WORK REQUIRED =
Write back every entry exactly as it reads, with the pictures left behind.

SUPPLIED INFORMATION =
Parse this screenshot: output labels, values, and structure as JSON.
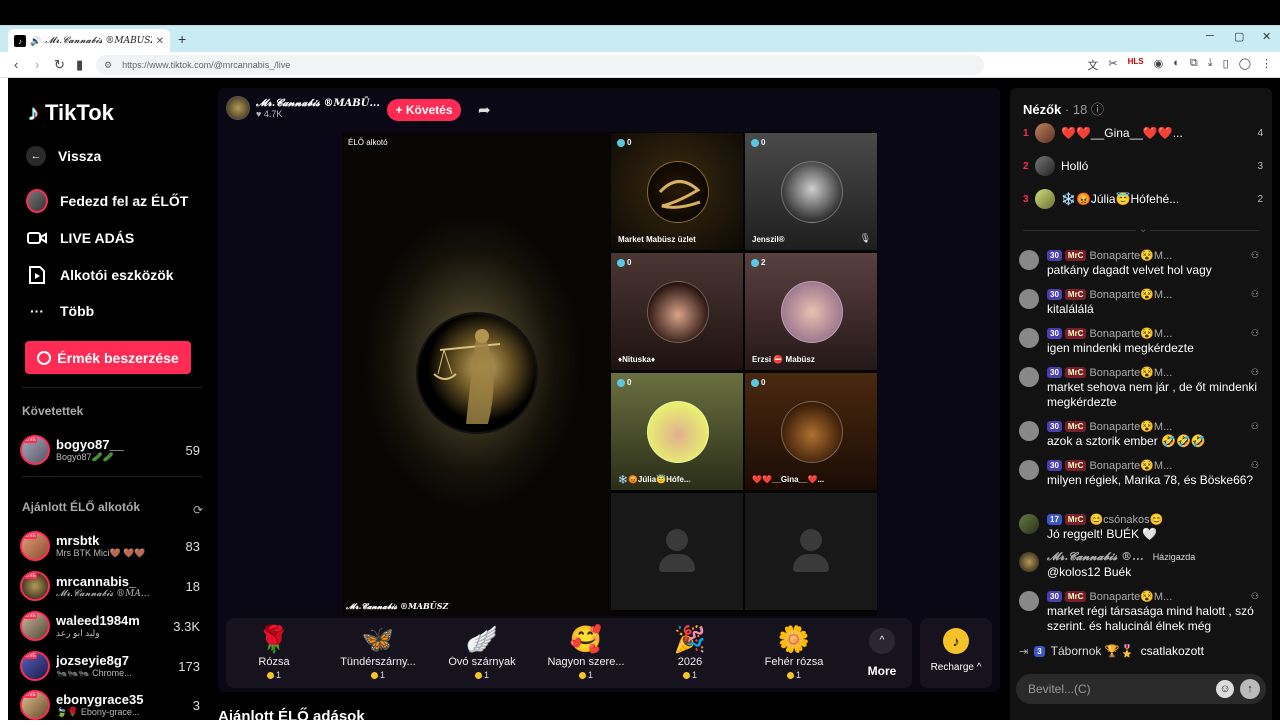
{
  "browser": {
    "tab_title": "𝓜𝓻.𝓒𝓪𝓷𝓷𝓪𝓫𝓲𝓼 ®MABŪSZ",
    "url": "https://www.tiktok.com/@mrcannabis_/live",
    "hls_label": "HLS"
  },
  "sidebar": {
    "logo": "TikTok",
    "back": "Vissza",
    "items": [
      {
        "label": "Fedezd fel az ÉLŐT",
        "icon": "avatar-icon"
      },
      {
        "label": "LIVE ADÁS",
        "icon": "camera-icon"
      },
      {
        "label": "Alkotói eszközök",
        "icon": "creator-tools-icon"
      },
      {
        "label": "Több",
        "icon": "more-dots-icon"
      }
    ],
    "coins_button": "Érmék beszerzése",
    "following_title": "Követettek",
    "following": [
      {
        "name": "bogyo87__",
        "sub": "Bogyó87🥒🥒",
        "count": "59"
      }
    ],
    "recommended_title": "Ajánlott ÉLŐ alkotók",
    "recommended": [
      {
        "name": "mrsbtk",
        "sub": "Mrs BTK Mici🤎 🤎🤎",
        "count": "83"
      },
      {
        "name": "mrcannabis_",
        "sub": "𝓜𝓻.𝓒𝓪𝓷𝓷𝓪𝓫𝓲𝓼 ®MA...",
        "count": "18"
      },
      {
        "name": "waleed1984m",
        "sub": "وليد ابو رعد",
        "count": "3.3K"
      },
      {
        "name": "jozseyie8g7",
        "sub": "🐜🐜🐜 Chrome...",
        "count": "173"
      },
      {
        "name": "ebonygrace35",
        "sub": "🍃🌹 Ebony-grace...",
        "count": "3"
      }
    ]
  },
  "stream": {
    "creator_name": "𝓜𝓻.𝓒𝓪𝓷𝓷𝓪𝓫𝓲𝓼 ®MABŪ...",
    "likes": "4.7K",
    "follow_label": "+ Követés",
    "host_label": "ÉLŐ alkotó",
    "host_bottom_name": "𝓜𝓻.𝓒𝓪𝓷𝓷𝓪𝓫𝓲𝓼 ®MABŪSZ",
    "guests": [
      {
        "name": "Market Mabüsz üzlet",
        "count": "0"
      },
      {
        "name": "Jenszil®",
        "count": "0"
      },
      {
        "name": "♦Nituska♦",
        "count": "0"
      },
      {
        "name": "Erzsi ⛔ Mabüsz",
        "count": "2"
      },
      {
        "name": "❄️😡Júlia😇Hófe...",
        "count": "0"
      },
      {
        "name": "❤️❤️__Gina__❤️...",
        "count": "0"
      }
    ]
  },
  "gifts": [
    {
      "name": "Rózsa",
      "price": "1",
      "icon": "🌹"
    },
    {
      "name": "Tündérszárny...",
      "price": "1",
      "icon": "🦋"
    },
    {
      "name": "Óvó szárnyak",
      "price": "1",
      "icon": "🪽"
    },
    {
      "name": "Nagyon szere...",
      "price": "1",
      "icon": "🥰"
    },
    {
      "name": "2026",
      "price": "1",
      "icon": "🎉"
    },
    {
      "name": "Fehér rózsa",
      "price": "1",
      "icon": "🌼"
    }
  ],
  "more_label": "More",
  "recharge_label": "Recharge ^",
  "recommend_heading": "Ajánlott ÉLŐ adások",
  "viewers": {
    "title": "Nézők",
    "count": "· 18",
    "top": [
      {
        "rank": "1",
        "name": "❤️❤️__Gina__❤️❤️...",
        "score": "4"
      },
      {
        "rank": "2",
        "name": "Holló",
        "score": "3"
      },
      {
        "rank": "3",
        "name": "❄️😡Júlia😇Hófehé...",
        "score": "2"
      }
    ]
  },
  "chat": [
    {
      "level": "30",
      "badge": "MrC",
      "user": "Bonaparte😵M...",
      "text": "patkány dagadt velvet hol vagy"
    },
    {
      "level": "30",
      "badge": "MrC",
      "user": "Bonaparte😵M...",
      "text": "kitalálálá"
    },
    {
      "level": "30",
      "badge": "MrC",
      "user": "Bonaparte😵M...",
      "text": "igen mindenki megkérdezte"
    },
    {
      "level": "30",
      "badge": "MrC",
      "user": "Bonaparte😵M...",
      "text": "market sehova nem jár , de őt mindenki megkérdezte"
    },
    {
      "level": "30",
      "badge": "MrC",
      "user": "Bonaparte😵M...",
      "text": "azok a sztorik ember 🤣🤣🤣"
    },
    {
      "level": "30",
      "badge": "MrC",
      "user": "Bonaparte😵M...",
      "text": "milyen régiek, Marika 78, és Böske66?"
    },
    {
      "level": "17",
      "badge": "MrC",
      "user": "😊csónakos😊",
      "text": "Jó reggelt! BUÉK 🤍"
    },
    {
      "level": "",
      "badge": "",
      "user": "𝓜𝓻.𝓒𝓪𝓷𝓷𝓪𝓫𝓲𝓼 ®...",
      "host_tag": "Házigazda",
      "text": "@kolos12 Buék"
    },
    {
      "level": "30",
      "badge": "MrC",
      "user": "Bonaparte😵M...",
      "text": "market régi társasága mind halott , szó szerint. és halucinál élnek még"
    }
  ],
  "joined": {
    "level": "3",
    "user": "Tábornok 🏆🎖️",
    "action": "csatlakozott"
  },
  "chat_input_placeholder": "Bevitel...(C)"
}
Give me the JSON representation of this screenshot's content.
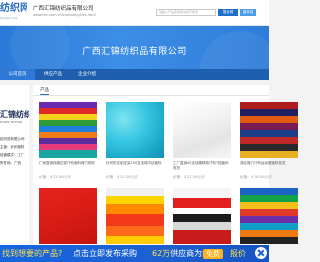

ANSWER TO THE EXERCISE =
Parse this screenshot: output labels, values, and structure as JSON.
{
  "browser": {
    "tab_title": "𝓜𝓻.𝓒𝓪𝓷𝓷𝓪𝓫𝓲𝓼 ®MABŪSZ",
    "url": "https://www.tiktok.com/@mrcannabis_/live",
    "hls_label": "HLS"
  },
  "sidebar": {
    "logo": "TikTok",
    "back": "Vissza",
    "items": [
      {
        "label": "Fedezd fel az ÉLŐT",
        "icon": "avatar-icon"
      },
      {
        "label": "LIVE ADÁS",
        "icon": "camera-icon"
      },
      {
        "label": "Alkotói eszközök",
        "icon": "creator-tools-icon"
      },
      {
        "label": "Több",
        "icon": "more-dots-icon"
      }
    ],
    "coins_button": "Érmék beszerzése",
    "following_title": "Követettek",
    "following": [
      {
        "name": "bogyo87__",
        "sub": "Bogyó87🥒🥒",
        "count": "59"
      }
    ],
    "recommended_title": "Ajánlott ÉLŐ alkotók",
    "recommended": [
      {
        "name": "mrsbtk",
        "sub": "Mrs BTK Mici🤎 🤎🤎",
        "count": "83"
      },
      {
        "name": "mrcannabis_",
        "sub": "𝓜𝓻.𝓒𝓪𝓷𝓷𝓪𝓫𝓲𝓼 ®MA...",
        "count": "18"
      },
      {
        "name": "waleed1984m",
        "sub": "وليد ابو رعد",
        "count": "3.3K"
      },
      {
        "name": "jozseyie8g7",
        "sub": "🐜🐜🐜 Chrome...",
        "count": "173"
      },
      {
        "name": "ebonygrace35",
        "sub": "🍃🌹 Ebony-grace...",
        "count": "3"
      }
    ]
  },
  "stream": {
    "creator_name": "𝓜𝓻.𝓒𝓪𝓷𝓷𝓪𝓫𝓲𝓼 ®MABŪ...",
    "likes": "4.7K",
    "follow_label": "+ Követés",
    "host_label": "ÉLŐ alkotó",
    "host_bottom_name": "𝓜𝓻.𝓒𝓪𝓷𝓷𝓪𝓫𝓲𝓼 ®MABŪSZ",
    "guests": [
      {
        "name": "Market Mabüsz üzlet",
        "count": "0"
      },
      {
        "name": "Jenszil®",
        "count": "0"
      },
      {
        "name": "♦Nituska♦",
        "count": "0"
      },
      {
        "name": "Erzsi ⛔ Mabüsz",
        "count": "2"
      },
      {
        "name": "❄️😡Júlia😇Hófe...",
        "count": "0"
      },
      {
        "name": "❤️❤️__Gina__❤️...",
        "count": "0"
      }
    ]
  },
  "gifts": [
    {
      "name": "Rózsa",
      "price": "1",
      "icon": "🌹"
    },
    {
      "name": "Tündérszárny...",
      "price": "1",
      "icon": "🦋"
    },
    {
      "name": "Óvó szárnyak",
      "price": "1",
      "icon": "🪽"
    },
    {
      "name": "Nagyon szere...",
      "price": "1",
      "icon": "🥰"
    },
    {
      "name": "2026",
      "price": "1",
      "icon": "🎉"
    },
    {
      "name": "Fehér rózsa",
      "price": "1",
      "icon": "🌼"
    }
  ],
  "more_label": "More",
  "recharge_label": "Recharge ^",
  "recommend_heading": "Ajánlott ÉLŐ adások",
  "viewers": {
    "title": "Nézők",
    "count": "· 18",
    "top": [
      {
        "rank": "1",
        "name": "❤️❤️__Gina__❤️❤️...",
        "score": "4"
      },
      {
        "rank": "2",
        "name": "Holló",
        "score": "3"
      },
      {
        "rank": "3",
        "name": "❄️😡Júlia😇Hófehé...",
        "score": "2"
      }
    ]
  },
  "chat": [
    {
      "level": "30",
      "badge": "MrC",
      "user": "Bonaparte😵M...",
      "text": "patkány dagadt velvet hol vagy"
    },
    {
      "level": "30",
      "badge": "MrC",
      "user": "Bonaparte😵M...",
      "text": "kitalálálá"
    },
    {
      "level": "30",
      "badge": "MrC",
      "user": "Bonaparte😵M...",
      "text": "igen mindenki megkérdezte"
    },
    {
      "level": "30",
      "badge": "MrC",
      "user": "Bonaparte😵M...",
      "text": "market sehova nem jár , de őt mindenki megkérdezte"
    },
    {
      "level": "30",
      "badge": "MrC",
      "user": "Bonaparte😵M...",
      "text": "azok a sztorik ember 🤣🤣🤣"
    },
    {
      "level": "30",
      "badge": "MrC",
      "user": "Bonaparte😵M...",
      "text": "milyen régiek, Marika 78, és Böske66?"
    },
    {
      "level": "17",
      "badge": "MrC",
      "user": "😊csónakos😊",
      "text": "Jó reggelt! BUÉK 🤍"
    },
    {
      "level": "",
      "badge": "",
      "user": "𝓜𝓻.𝓒𝓪𝓷𝓷𝓪𝓫𝓲𝓼 ®...",
      "host_tag": "Házigazda",
      "text": "@kolos12 Buék"
    },
    {
      "level": "30",
      "badge": "MrC",
      "user": "Bonaparte😵M...",
      "text": "market régi társasága mind halott , szó szerint. és halucinál élnek még"
    }
  ],
  "joined": {
    "level": "3",
    "user": "Tábornok 🏆🎖️",
    "action": "csatlakozott"
  },
  "chat_input_placeholder": "Bevitel...(C)"
}
Give me the JSON representation of this screenshot's content.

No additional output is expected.